* Assignment *
Count the lines below that include "label". Only the number should be given.

* Source material *
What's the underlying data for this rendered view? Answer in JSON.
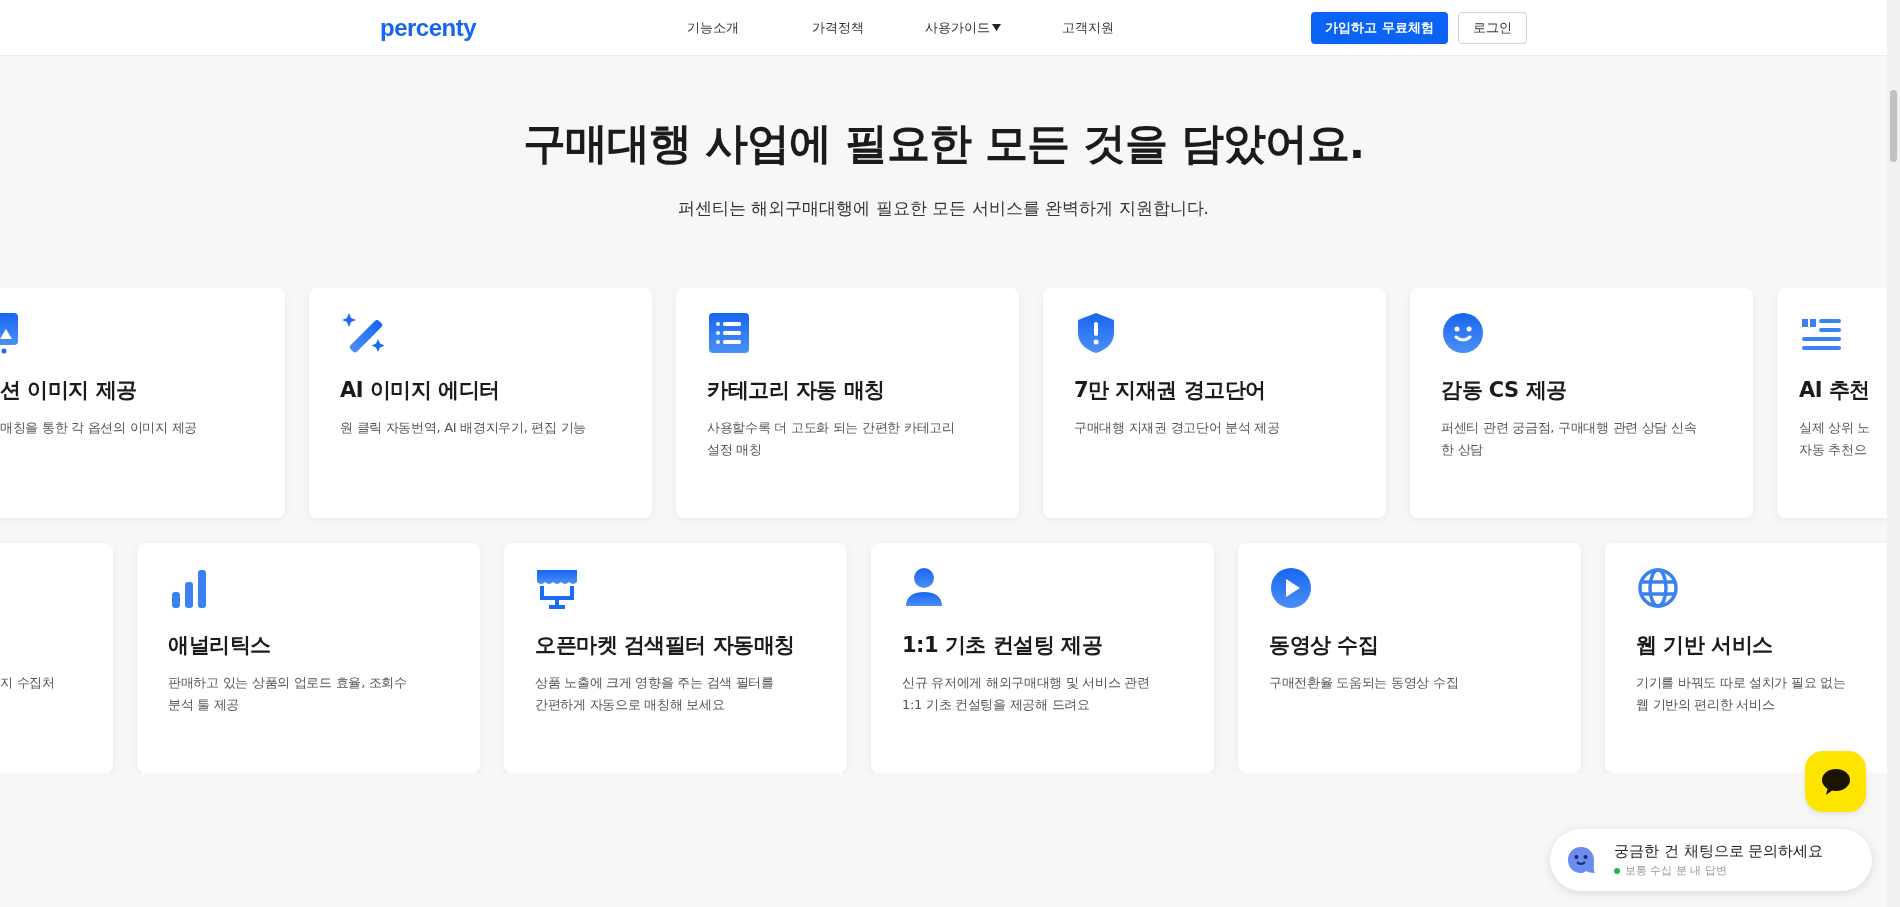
{
  "header": {
    "logo": "percenty",
    "nav": [
      {
        "label": "기능소개",
        "has_menu": false
      },
      {
        "label": "가격정책",
        "has_menu": false
      },
      {
        "label": "사용가이드",
        "has_menu": true
      },
      {
        "label": "고객지원",
        "has_menu": false
      }
    ],
    "buttons": [
      {
        "label": "가입하고 무료체험",
        "kind": "primary"
      },
      {
        "label": "로그인",
        "kind": "outline"
      }
    ]
  },
  "hero": {
    "title": "구매대행 사업에 필요한 모든 것을 담았어요.",
    "subtitle": "퍼센티는 해외구매대행에 필요한 모든 서비스를 완벽하게 지원합니다."
  },
  "feature_rows": [
    {
      "cards": [
        {
          "title": "션 이미지 제공",
          "description": [
            "매칭을 통한 각 옵션의 이미지 제공"
          ]
        },
        {
          "title": "AI 이미지 에디터",
          "description": [
            "원 클릭 자동번역, AI 배경지우기, 편집 기능"
          ]
        },
        {
          "title": "카테고리 자동 매칭",
          "description": [
            "사용할수록 더 고도화 되는 간편한 카테고리",
            "설정 매칭"
          ]
        },
        {
          "title": "7만 지재권 경고단어",
          "description": [
            "구매대행 지재권 경고단어 분석 제공"
          ]
        },
        {
          "title": "감동 CS 제공",
          "description": [
            "퍼센티 관련 궁금점, 구매대행 관련 상담 신속",
            "한 상담"
          ]
        },
        {
          "title": "AI 추천",
          "description": [
            "실제 상위 노",
            "자동 추천으"
          ]
        }
      ]
    },
    {
      "cards": [
        {
          "description": [
            "지 수집처"
          ]
        },
        {
          "title": "애널리틱스",
          "description": [
            "판매하고 있는 상품의 업로드 효율, 조회수",
            "분석 툴 제공"
          ]
        },
        {
          "title": "오픈마켓 검색필터 자동매칭",
          "description": [
            "상품 노출에 크게 영향을 주는 검색 필터를",
            "간편하게 자동으로 매칭해 보세요"
          ]
        },
        {
          "title": "1:1 기초 컨설팅 제공",
          "description": [
            "신규 유저에게 해외구매대행 및 서비스 관련",
            "1:1 기초 컨설팅을 제공해 드려요"
          ]
        },
        {
          "title": "동영상 수집",
          "description": [
            "구매전환율 도움되는 동영상 수집"
          ]
        },
        {
          "title": "웹 기반 서비스",
          "description": [
            "기기를 바꿔도 따로 설치가 필요 없는",
            "웹 기반의 편리한 서비스"
          ]
        }
      ]
    }
  ],
  "chat": {
    "prompt": "궁금한 건 채팅으로 문의하세요",
    "status": "보통 수십 분 내 답변",
    "online": true
  }
}
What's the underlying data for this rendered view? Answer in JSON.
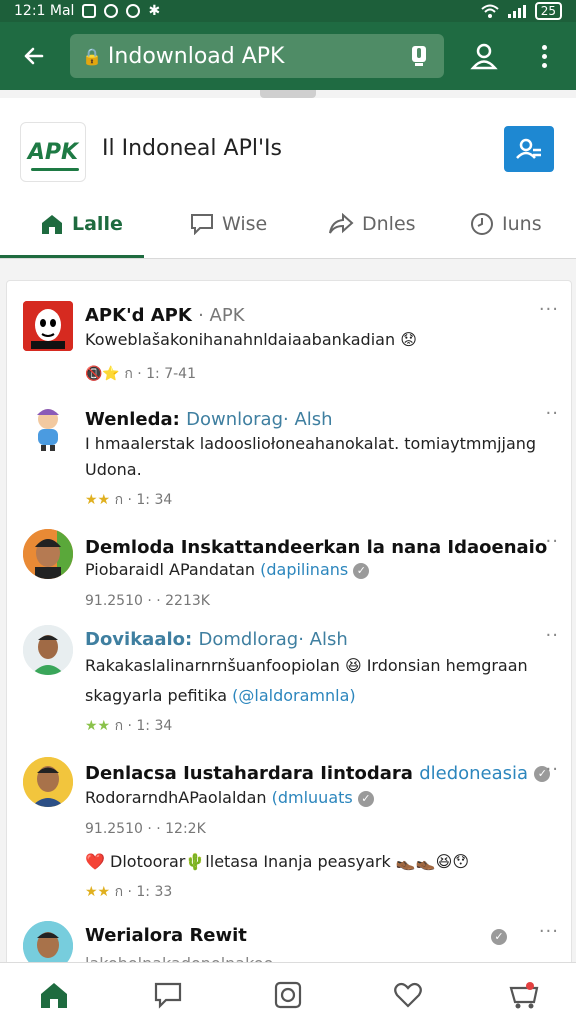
{
  "status_bar": {
    "time": "12:1 Mal",
    "battery": "25"
  },
  "app_bar": {
    "url": "Indownload APK"
  },
  "site": {
    "logo_text": "APK",
    "name": "Il Indoneal APl'Is"
  },
  "tabs": [
    {
      "label": "Lalle",
      "icon": "home-icon",
      "active": true
    },
    {
      "label": "Wise",
      "icon": "chat-icon",
      "active": false
    },
    {
      "label": "Dnles",
      "icon": "share-icon",
      "active": false
    },
    {
      "label": "Iuns",
      "icon": "clock-icon",
      "active": false
    }
  ],
  "posts": [
    {
      "title": "APK'd APK",
      "title_suffix": "· APK",
      "text": "Koweblašakonihanahnldaiaabankadian 😟",
      "meta": "📵⭐ ก · 1: 7-41"
    },
    {
      "title": "Wenleda:",
      "title_handle": "Downlorag· Alsh",
      "text": "I hmaalerstak ladoosliołoneahanokalat. tomiaytmmjjang Udona.",
      "stars": "★★",
      "meta": "ก · 1: 34"
    },
    {
      "title": "Demloda Inskattandeerkan la nana Idaoenaio",
      "text_plain": "Piobaraidl APandatan",
      "text_link": "(dapilinans",
      "meta": "91.2510 · · 2213K"
    },
    {
      "title": "Dovikaalo:",
      "title_handle": "Domdlorag· Alsh",
      "text": "Rakakaslalinarnrnšuanfoopiolan 😆 Irdonsian hemgraan skagyarla pefitika",
      "text_link": "(@laldoramnla)",
      "stars": "★★",
      "meta": "ก · 1: 34"
    },
    {
      "title": "Denlacsa Iustahardara Iintodara",
      "title_handle": "dledoneasia",
      "text_plain": "RodorarndhAPaolaldan",
      "text_link": "(dmluuats",
      "meta": "91.2510 · · 12:2K",
      "extra": "❤️ Dlotoorar🌵lletasa Inanja peasyark 👞👞😆😯",
      "stars": "★★",
      "meta2": "ก · 1: 33"
    },
    {
      "title": "Werialora Rewit",
      "text": "lakoholnakadonolnakoo..."
    }
  ],
  "bottom_nav": [
    "home-icon",
    "chat-icon",
    "camera-icon",
    "heart-icon",
    "cart-icon"
  ]
}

* Written response *
10